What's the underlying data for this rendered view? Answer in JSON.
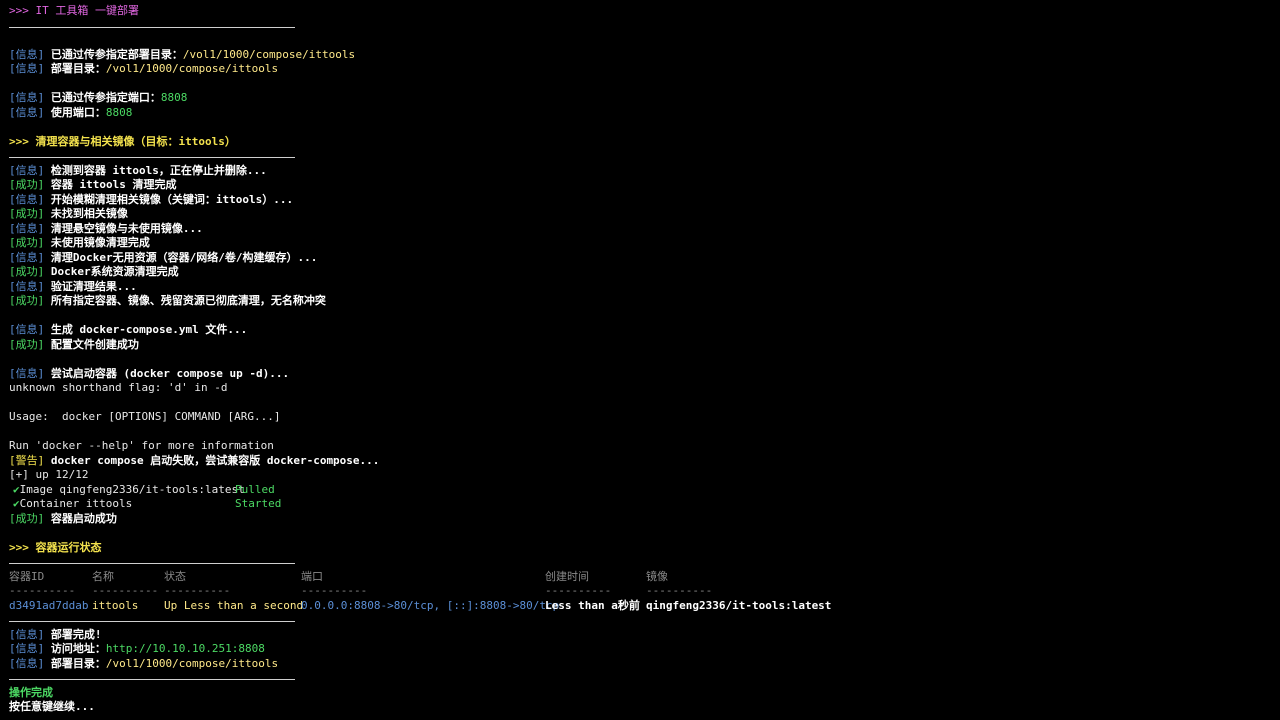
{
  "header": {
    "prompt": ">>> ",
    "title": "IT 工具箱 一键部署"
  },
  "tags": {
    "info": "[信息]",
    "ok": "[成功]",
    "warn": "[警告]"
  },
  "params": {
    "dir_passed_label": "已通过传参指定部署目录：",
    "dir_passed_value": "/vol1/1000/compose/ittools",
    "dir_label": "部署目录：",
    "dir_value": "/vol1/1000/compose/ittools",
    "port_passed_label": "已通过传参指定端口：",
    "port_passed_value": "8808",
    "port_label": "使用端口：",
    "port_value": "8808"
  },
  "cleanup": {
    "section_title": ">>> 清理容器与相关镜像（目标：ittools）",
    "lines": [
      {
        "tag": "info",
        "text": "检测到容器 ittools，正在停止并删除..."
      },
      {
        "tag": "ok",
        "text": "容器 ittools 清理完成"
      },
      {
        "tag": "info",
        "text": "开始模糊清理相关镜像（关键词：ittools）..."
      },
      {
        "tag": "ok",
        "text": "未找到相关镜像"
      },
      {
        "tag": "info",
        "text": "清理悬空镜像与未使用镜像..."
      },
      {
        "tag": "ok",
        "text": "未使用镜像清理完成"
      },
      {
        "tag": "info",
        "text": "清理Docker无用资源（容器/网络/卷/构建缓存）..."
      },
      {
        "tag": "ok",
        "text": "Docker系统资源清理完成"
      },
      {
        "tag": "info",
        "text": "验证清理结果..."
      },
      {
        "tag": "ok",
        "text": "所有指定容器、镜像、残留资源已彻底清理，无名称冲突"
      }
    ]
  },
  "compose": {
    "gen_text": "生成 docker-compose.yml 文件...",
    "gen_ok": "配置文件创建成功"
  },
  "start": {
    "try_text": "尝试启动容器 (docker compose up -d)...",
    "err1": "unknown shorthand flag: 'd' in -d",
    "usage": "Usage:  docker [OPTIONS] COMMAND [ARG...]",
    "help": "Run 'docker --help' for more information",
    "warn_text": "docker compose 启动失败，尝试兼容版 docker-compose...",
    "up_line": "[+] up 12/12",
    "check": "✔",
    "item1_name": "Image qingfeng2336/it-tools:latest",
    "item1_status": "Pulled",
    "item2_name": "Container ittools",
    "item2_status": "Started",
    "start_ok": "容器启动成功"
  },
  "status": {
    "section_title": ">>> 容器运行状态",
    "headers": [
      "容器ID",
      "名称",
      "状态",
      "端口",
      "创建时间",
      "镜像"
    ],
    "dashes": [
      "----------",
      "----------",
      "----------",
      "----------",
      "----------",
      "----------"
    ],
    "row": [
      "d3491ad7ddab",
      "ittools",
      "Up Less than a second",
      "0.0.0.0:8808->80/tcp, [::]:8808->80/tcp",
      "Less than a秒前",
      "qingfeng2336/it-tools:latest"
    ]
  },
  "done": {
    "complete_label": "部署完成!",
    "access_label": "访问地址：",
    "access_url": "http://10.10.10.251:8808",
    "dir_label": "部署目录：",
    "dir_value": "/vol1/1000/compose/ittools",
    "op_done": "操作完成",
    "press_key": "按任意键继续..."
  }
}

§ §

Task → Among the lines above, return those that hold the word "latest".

Answer for the task →
    "item1_name": "Image qingfeng2336/it-tools:latest",
      "qingfeng2336/it-tools:latest"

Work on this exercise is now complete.